In my last blog post I said that I was completely content with the new blog and the design I made for it. Recently I got into pixel art and graphics so I decided it was time to put my newfound skills to the test! Needless to say, I definitely am happy with how this one turned out and will likely stick with it for much longer… (probably)
Compared to my old site, this one is way simpler in terms of its core design. In fact, the design was
stolen from inspired by Garry Newman’s 2020 blog design. It’s dead simple and effective; you have every post grouped by year in the sidebar and the content filling the rest of the space. The header with social links is also a nice touch. Another thing I like about his blog is that it will automatically redirect you to the latest post, which I also borrowed because I suck at making root pages.
Not only is this a completely new design and layout, but it’s also a new static site generator. My previous site was built on Pelican, a Python static site generator. But while I did end up making a site with it, I didn’t enjoy the process of doing so:
- I don’t like Jinja
- The content generator wasn’t as flexible as I needed it to be
- Such as not replacing tokens in a page’s metadata
- The built-in filters for importing images in content was confusing
- Some of the plugins just straight up don’t work
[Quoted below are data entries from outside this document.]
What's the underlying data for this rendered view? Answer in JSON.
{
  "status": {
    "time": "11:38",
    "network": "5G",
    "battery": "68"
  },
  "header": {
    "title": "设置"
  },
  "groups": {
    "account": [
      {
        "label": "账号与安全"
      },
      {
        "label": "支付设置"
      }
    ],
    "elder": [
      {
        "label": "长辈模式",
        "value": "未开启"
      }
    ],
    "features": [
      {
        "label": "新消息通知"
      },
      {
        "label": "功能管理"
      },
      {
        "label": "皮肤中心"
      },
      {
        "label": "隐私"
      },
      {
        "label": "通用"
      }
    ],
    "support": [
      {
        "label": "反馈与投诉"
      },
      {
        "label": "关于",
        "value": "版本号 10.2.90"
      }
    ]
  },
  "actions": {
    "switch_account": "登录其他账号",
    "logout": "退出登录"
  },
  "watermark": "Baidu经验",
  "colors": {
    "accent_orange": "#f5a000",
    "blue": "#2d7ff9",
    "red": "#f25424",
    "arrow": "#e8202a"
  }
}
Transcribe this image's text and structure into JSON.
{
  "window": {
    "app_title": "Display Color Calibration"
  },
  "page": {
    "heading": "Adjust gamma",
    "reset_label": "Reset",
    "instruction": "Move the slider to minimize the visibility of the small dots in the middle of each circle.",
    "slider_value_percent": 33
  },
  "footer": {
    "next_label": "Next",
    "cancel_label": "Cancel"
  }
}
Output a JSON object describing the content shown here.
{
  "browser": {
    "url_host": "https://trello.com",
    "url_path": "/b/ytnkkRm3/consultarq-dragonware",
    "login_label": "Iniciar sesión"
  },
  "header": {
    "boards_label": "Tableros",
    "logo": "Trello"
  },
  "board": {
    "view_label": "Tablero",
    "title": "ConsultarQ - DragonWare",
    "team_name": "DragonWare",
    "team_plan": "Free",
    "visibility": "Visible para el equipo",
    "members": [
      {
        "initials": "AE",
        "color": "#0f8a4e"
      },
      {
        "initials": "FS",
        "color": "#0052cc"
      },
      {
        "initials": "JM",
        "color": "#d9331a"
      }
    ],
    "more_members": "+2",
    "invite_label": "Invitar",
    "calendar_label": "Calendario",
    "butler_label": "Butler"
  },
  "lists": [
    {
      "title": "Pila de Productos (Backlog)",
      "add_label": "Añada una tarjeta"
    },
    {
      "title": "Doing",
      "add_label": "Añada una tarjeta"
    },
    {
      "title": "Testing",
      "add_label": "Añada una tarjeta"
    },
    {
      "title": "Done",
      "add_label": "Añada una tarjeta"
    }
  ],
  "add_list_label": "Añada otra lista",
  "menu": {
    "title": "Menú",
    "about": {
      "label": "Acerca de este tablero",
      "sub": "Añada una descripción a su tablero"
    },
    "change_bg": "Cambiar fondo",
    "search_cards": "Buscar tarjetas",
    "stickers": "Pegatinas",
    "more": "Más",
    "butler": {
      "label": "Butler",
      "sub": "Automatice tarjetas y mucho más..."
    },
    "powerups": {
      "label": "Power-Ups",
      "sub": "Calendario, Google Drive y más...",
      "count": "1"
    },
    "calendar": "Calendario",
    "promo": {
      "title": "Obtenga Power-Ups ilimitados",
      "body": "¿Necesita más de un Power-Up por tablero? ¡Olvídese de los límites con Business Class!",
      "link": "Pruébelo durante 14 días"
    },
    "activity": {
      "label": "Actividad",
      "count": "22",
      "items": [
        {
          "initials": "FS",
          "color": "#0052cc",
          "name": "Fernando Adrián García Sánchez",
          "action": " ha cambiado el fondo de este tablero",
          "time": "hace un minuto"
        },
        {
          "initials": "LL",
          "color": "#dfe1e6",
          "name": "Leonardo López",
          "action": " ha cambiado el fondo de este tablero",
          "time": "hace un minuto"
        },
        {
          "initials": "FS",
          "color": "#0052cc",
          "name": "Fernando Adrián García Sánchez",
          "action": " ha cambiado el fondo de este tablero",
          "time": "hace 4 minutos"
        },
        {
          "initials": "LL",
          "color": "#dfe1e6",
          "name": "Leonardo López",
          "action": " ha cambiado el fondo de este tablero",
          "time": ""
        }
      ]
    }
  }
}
- The built-in server sucked so much that I just used a PHP server for development
- I don’t like Python
This new blog is using Jekyll, which is made in Ruby, a language I had avoided because of its simple-looking syntax which is, by no means, meant to downplay its capabilities considering there are many very large and popular sites that are written in Ruby [on Rails]. I’ve heard a lot about Jekyll dating back a couple of years ago but never looked into it (or static sites in general) as I was too enraptured with dynamic sites. So when I was thinking about redoing my blog, I gave it a peek.
To my surprise it ended up providing a lot of what I wanted from a static site generator. It even comes with a plugin for managing static assets. The built-in server doesn’t hang when refreshing (see my Pelican cons above), content will be regenerated and assets will be re-processed if there are changes, and the system as a whole is just simple compared to Pelican. My only complaint is that your codebase can get messy since there isn’t a dedicated directory for content so your root directory will just be a mess of markdown, HTML, and whatever other development files you have laying around. And, as always, I have my custom static asset build system integrated into the site with some modifications made for Jekyll’s asset plugin.
Speaking of assets, this site will definitely not perform well on older browsers. The JS is now ES6+ and images are now WebP. If you are any sensible person then you are likely already using a browser that can display this site correctly. Sorry IE 11 and mobile Safari but I just can’t be arsed.
Probably the most noticeable change between this site and the old one is its pixel graphics. As aforementioned I recently got into pixel art so it was only natural that I put it to good use.
While I own Photoshop, I don’t find it particularly great for pixel art. I then remembered about a year ago I learned about a program called Aseprite.
Perfect! I thought. I saw that it was open source and the EULA allows you to compile the code to the full program and use it for free, even for commercial use. However, looking through the installation instructions immediately had me overwhelmed. So I put it off and added it to my Steam wishlist in hopes that some kind stranger would pay me a visit.
Fast-forward to a couple of weeks ago and I decided to tackle compiling the program. After hours of tirelessly installing various dependencies that I will literally never use and troubleshooting until I wanted to just give up… success! Granted, it was an unreleased dev version that is potentially unstable, but I’ll take it!
I’m not anywhere close to being able to draw characters with pixel art but I would say I’m pretty well off in terms of website graphics. The social buttons you see at the top are all made from a single sprite sheet. I didn’t choose to make them using a sprite sheet because it was appropriate for an 8-bit site design, but because of its many benefits.
Did you know that hovering over my avatar in the header will play a neat little animation? That is also made using a sprite sheet and CSS step animations.
I was pretty undecided on what to do for the body background image so I just went with a sky and a ground with grass at the very bottom. The thick black border of the main container and it seemingly floating above the ground kind of gives it a dialog box feel. I like it!
I decided to bite the bullet and put effort into making this site mobile-friendly! Really it was thanks to the simple design of the layout. Check it out!
Probably the most
controversial (if you can call it that) design decision was to use an 8-bit font for everything, not just displays. On one hand, I really love it and I think it brings the whole design together. On the other hand, fonts are made in a way that allows them to be readable in all sorts of situations. With that in mind I did try to find a font that I found to be the most readable along with adjusting font size, line heights, and letter spacing. I will probably end up adding a user preference option to use the user’s system sans serif font.
You can now disable non-display custom fonts in preferences.
I’m definitely happy with this design, so I think I will be sticking with it for a while. Doesn’t that sound familiar?